Arena for Contemporary African, African-American and Caribbean Art

EJ Hill



EJ Hill: participates in Made in LA, 2018, The Hammer Los Angeles

Pilar, 2017 (detail)






EJ Hill is an artist whose practice incorporates painting, writing, installation, and performance as a way to elevate bodies and amplify voices that have long been rendered invisible and inaudible by oppressive social structures. This multifaceted approach often stems from an endurance-based performance practice in which Hill pushes his physical and mental limits as a way to expand the conditions, parameters, and possibilities that determine a body.

Artist Statement
I am an artist committed to authoring objects, images, and experiences which elevate bodies and amplify voices that have long been rendered invisible and inaudible by oppressive social structures.

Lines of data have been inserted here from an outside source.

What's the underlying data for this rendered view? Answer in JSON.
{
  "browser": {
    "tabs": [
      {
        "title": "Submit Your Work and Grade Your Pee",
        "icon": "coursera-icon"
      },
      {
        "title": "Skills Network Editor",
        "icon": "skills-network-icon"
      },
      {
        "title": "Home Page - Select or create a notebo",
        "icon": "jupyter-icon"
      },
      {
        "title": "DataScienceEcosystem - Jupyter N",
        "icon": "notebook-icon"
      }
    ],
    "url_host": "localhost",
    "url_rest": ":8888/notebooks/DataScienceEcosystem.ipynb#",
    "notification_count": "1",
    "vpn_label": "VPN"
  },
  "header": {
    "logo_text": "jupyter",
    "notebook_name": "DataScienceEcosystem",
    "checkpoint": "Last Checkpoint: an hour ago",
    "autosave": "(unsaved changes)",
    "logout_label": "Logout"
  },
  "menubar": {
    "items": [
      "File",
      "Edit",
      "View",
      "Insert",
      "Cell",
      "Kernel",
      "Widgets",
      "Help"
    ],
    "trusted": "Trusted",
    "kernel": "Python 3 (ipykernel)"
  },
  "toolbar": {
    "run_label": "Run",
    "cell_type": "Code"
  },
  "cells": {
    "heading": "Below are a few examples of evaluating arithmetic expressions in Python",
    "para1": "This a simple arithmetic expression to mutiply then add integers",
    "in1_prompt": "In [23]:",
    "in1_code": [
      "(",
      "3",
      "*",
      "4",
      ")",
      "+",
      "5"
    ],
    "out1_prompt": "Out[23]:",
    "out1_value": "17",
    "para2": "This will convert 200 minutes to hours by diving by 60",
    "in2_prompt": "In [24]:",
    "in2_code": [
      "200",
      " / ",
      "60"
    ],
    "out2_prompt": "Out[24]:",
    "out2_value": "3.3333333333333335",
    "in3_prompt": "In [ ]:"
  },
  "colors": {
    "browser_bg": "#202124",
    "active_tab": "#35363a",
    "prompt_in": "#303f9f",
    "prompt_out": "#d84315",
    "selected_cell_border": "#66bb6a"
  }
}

Rooted in an endurance-based performance practice, my work focuses largely on challenging the social aspects and systems that construct a body. I am interested in how bodies are formed, understood, and valued within different social and cultural contexts, but more specifically, how they redefine the parameters that govern which bodies are allowed to exist freely.
Initially, performance seemed the most natural and direct way of addressing ideas pertaining to the body; however, over the years I have developed my practice to include writing, painting, sculpture, and installation. This multi-faceted methodology has provided me new ways of articulating propositions for being, while still maintaining a foundation of critique of oppressive social structures.
At its core, my current artistic output is steeped in a desire to move beyond representations of pain, violence, and struggle—aspects central to the experiences of subjugated communities, undoubtedly—and closer to more rounded, complex representations which include the aforementioned, but also allows room for excellence, beauty, and bliss.(text Foundation for Contemporary Art)
December 2017


EJHillTheNecessaryReconditioning of the HighlyDeserving1



Commonwealth and Council presents The Necessary Reconditioning of the Highly Deserving, an exhibition of new work by EJ Hill. The imagery of this exhibition— mountains, clouds, ascensions—insists on the importance of representations of marginalized bodies in places of elevation. We find here a telling of the story of Blackness with light and affirmation; not as a denial of the pain of existence, but as an approach for addressing and healing it. A counterpoint to the traumatizing images that have become so ubiquitous in our current news cycle, it is a “queering” of this image. To productively and joyously reframe this paradigm is itself a radical act.

All bodies move through the world; not all bodies move in the same way. What you hold in your body is not what I hold in my body. There is a theory of intergenerational trauma that purports that the violence inflicted on ancestors can alter the DNA of their progeny. There are things written into our skin, forced into the blood in our veins, scratched into our cells. In a multifaceted practice, Hill explores the conditions of his reality, of his moving through the world. Here, art is a gesture of self-affirmation and an assumption of presence in spaces where that physicality may not be recognized or welcomed. It is a visual gesture to write new ways of being; the transference and preservation of an experience of being lifted to heights, of being firmly rooted.

In this installation featuring sculptures and painting, the emotionally demanding tenor of Hill’s performance practice retains a presence, quietly but with the same potency. There is a catharsis, an acceptance of the emotional highs and lows of a life lived. Hill offers the breadth of an experience, one that can include trauma and pain, as well as moments of breathtaking exaltation and sublimation, rootedness and establishment. We look up for affirmations. We swing up into the air to find glimpses of ourselves. We find structures at last in place that allow us to ascend. The poetic justice of the human experience is what is at stake here. Urgency and violence, yes, but triumphs and tenderness too.(text website)
—Ana Iwataki